Purpose and Atonement
I’m still in my 30s. We just got home from seeing the film Atonement, the first movie I’ve managed to catch in a theater for many months. A beautiful, powerful, heart-wrenching piece of cinema, complete with foot-washing, Lady Macbeth-like hand-cleansing and a command to wipe the blood off of one’s forehead.
The movie took me places—onto the French fronts of World War II, into the English countryside, and deep into my own heart and emotions. Like the film’s young character, I, too, grapple with the desire and implications and hopes of atonement. Some regrets linger more powerfully than others, and some of the brokenness that gave root to these regrets still lingers with the potential of unleashing more. The human condition and need for proximity to God doesn’t change with perspective or wisdom.
Tonight I remembered what my 10th Grade English teacher, Mr. Denny Bowden, told me one day.
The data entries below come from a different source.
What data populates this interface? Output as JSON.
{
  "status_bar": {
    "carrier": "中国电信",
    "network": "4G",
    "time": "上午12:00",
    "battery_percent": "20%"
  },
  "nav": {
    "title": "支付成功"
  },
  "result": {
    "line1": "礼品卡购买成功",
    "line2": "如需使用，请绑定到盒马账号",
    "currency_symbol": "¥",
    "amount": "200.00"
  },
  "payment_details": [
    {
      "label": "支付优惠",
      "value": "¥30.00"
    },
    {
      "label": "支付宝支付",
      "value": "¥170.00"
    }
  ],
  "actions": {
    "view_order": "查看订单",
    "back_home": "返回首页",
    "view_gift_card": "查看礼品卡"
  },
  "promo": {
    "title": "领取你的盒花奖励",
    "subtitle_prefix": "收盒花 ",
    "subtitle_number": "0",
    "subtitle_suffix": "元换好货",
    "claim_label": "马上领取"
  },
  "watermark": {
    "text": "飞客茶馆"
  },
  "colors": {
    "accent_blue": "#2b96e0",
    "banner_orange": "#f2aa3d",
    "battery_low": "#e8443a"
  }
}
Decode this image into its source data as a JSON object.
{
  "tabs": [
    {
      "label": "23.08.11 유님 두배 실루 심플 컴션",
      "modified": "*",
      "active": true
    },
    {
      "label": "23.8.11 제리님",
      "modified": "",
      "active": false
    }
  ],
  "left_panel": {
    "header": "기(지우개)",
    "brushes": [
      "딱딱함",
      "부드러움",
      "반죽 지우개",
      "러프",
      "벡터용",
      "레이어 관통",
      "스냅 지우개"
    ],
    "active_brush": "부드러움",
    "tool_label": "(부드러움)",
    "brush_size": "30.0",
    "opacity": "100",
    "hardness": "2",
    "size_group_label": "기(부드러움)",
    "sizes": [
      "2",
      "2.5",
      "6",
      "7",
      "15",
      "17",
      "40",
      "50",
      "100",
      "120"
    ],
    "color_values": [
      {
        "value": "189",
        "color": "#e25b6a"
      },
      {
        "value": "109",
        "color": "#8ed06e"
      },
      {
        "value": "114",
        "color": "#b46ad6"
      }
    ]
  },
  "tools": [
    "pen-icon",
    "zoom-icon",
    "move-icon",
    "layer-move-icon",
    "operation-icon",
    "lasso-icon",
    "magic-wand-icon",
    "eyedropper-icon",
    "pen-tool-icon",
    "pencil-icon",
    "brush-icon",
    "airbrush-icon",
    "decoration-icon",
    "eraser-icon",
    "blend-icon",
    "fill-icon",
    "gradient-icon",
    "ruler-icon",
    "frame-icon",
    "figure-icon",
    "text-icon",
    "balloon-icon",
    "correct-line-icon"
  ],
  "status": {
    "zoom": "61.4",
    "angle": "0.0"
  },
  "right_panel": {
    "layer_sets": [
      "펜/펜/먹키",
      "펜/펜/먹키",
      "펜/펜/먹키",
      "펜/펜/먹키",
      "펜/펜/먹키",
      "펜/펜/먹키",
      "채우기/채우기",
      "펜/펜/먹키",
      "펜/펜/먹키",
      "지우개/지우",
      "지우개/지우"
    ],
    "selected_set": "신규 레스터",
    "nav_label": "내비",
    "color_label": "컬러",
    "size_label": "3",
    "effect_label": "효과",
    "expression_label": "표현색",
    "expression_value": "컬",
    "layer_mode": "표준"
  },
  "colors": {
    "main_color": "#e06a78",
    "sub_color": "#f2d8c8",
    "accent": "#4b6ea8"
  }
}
He’d read one of my novels and encouraged me to keep writing, warning that I’ll be surprised “how fast the years go by.”
That was 25 years ago. I was 15.
The years do go by quickly. Tonight I find myself a little freaked, staring at the clock, wondering if I’ll fulfill my purposes in life but unclear at the moment exactly what the chief purposes are supposed to be. Is writing and publishing a book or two the purpose, or is that only part of it?
Or am I trying too hard to find a purpose rather than living purposefully in each moment? And am I too caught up in seeking atonement rather than letting myself love and be loved, which perhaps is the greatest purpose and most sustainable at-one-ment of all…?